Segment Start: The data

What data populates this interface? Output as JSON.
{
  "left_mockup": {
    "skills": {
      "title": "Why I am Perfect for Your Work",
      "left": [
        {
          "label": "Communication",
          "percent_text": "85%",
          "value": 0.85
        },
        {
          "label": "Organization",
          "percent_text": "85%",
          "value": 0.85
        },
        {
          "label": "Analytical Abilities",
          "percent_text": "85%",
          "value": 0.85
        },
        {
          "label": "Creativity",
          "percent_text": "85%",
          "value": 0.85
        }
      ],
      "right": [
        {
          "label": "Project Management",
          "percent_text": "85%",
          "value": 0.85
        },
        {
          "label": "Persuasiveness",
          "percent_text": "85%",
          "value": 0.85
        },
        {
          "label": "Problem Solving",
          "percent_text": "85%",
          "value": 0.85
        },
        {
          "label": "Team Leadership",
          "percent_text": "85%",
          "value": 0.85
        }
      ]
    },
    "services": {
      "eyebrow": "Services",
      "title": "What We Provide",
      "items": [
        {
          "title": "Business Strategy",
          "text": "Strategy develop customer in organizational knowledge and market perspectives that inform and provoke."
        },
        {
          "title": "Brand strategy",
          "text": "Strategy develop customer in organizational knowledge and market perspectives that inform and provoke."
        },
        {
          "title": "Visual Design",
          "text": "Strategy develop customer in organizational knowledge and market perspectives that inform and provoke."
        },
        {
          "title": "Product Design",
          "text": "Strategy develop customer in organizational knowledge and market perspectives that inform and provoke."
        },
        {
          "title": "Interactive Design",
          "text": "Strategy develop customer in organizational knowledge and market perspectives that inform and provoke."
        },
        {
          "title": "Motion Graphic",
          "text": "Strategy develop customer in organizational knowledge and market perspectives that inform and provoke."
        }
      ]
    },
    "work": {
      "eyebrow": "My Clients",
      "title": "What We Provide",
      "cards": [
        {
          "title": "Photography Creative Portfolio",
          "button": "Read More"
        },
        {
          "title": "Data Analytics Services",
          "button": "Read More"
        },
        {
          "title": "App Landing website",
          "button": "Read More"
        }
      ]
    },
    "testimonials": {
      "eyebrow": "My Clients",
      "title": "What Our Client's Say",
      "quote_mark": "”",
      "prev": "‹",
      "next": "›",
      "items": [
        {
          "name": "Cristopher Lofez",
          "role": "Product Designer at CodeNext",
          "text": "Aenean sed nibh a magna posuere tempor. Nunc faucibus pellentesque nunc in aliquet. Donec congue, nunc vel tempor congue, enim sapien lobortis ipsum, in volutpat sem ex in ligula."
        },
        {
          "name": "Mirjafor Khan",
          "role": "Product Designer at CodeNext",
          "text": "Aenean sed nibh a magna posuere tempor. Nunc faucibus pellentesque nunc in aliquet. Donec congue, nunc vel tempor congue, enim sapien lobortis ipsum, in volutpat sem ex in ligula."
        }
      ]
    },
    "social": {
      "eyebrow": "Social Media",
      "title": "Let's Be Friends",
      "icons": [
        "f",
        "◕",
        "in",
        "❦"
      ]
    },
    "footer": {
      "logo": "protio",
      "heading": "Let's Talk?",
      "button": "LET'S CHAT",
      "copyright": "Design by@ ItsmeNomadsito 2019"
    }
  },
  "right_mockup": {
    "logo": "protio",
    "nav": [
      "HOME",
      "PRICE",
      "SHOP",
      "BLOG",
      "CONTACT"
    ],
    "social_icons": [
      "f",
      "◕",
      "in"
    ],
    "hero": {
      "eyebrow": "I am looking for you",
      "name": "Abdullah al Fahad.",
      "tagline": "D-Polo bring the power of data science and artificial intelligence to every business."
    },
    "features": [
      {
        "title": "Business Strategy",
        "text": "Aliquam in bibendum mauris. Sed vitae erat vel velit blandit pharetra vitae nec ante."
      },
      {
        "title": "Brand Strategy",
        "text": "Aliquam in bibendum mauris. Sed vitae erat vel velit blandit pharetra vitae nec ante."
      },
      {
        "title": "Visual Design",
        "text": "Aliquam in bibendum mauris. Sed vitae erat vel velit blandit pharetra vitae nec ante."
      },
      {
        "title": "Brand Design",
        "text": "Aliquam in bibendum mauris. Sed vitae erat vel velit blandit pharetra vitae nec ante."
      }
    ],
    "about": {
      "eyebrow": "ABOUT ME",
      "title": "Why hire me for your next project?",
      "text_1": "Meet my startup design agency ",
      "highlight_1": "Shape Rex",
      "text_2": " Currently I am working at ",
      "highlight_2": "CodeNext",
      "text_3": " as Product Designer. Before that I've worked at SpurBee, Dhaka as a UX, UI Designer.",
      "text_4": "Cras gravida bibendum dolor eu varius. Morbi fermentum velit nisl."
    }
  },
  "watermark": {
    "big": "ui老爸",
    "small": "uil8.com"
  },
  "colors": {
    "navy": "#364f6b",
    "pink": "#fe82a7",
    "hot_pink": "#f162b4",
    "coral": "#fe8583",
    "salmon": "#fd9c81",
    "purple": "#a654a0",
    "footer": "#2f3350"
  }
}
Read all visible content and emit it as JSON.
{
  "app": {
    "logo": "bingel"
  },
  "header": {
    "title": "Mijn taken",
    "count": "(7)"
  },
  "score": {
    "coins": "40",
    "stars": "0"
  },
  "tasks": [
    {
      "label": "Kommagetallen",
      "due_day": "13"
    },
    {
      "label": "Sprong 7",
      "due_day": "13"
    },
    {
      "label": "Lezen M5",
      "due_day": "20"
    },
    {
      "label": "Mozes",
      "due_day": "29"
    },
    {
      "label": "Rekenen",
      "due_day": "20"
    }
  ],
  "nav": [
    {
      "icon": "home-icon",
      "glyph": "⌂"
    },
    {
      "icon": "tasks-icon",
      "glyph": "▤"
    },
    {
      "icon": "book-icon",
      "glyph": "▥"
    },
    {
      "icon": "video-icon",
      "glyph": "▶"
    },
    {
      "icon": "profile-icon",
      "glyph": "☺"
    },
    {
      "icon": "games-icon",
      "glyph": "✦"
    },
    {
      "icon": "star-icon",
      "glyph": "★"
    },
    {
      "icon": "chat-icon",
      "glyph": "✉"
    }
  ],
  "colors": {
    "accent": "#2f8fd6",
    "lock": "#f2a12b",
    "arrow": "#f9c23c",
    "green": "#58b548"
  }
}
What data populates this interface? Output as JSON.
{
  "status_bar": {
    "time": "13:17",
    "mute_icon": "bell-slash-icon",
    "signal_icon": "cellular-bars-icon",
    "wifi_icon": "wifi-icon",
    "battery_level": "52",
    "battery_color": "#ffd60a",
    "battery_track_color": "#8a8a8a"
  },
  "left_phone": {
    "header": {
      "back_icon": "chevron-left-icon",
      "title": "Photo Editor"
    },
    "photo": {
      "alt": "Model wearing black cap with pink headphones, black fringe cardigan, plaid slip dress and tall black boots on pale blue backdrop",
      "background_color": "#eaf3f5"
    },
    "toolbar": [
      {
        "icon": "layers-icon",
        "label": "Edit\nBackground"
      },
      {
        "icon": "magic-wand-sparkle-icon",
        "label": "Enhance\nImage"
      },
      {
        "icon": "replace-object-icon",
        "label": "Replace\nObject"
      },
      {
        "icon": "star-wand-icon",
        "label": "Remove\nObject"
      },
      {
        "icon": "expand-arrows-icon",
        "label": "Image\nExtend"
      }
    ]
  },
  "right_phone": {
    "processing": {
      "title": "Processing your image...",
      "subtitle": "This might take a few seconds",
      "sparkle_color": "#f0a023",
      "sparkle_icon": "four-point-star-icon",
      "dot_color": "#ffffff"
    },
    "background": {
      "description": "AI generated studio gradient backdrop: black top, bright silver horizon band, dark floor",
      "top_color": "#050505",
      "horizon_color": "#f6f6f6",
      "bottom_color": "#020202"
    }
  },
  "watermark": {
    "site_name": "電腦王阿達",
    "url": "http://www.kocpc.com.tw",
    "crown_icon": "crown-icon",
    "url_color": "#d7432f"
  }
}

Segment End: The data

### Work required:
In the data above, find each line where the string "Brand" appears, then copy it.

### Exercise solution:
          "title": "Brand strategy",
        "title": "Brand Strategy",
        "title": "Brand Design",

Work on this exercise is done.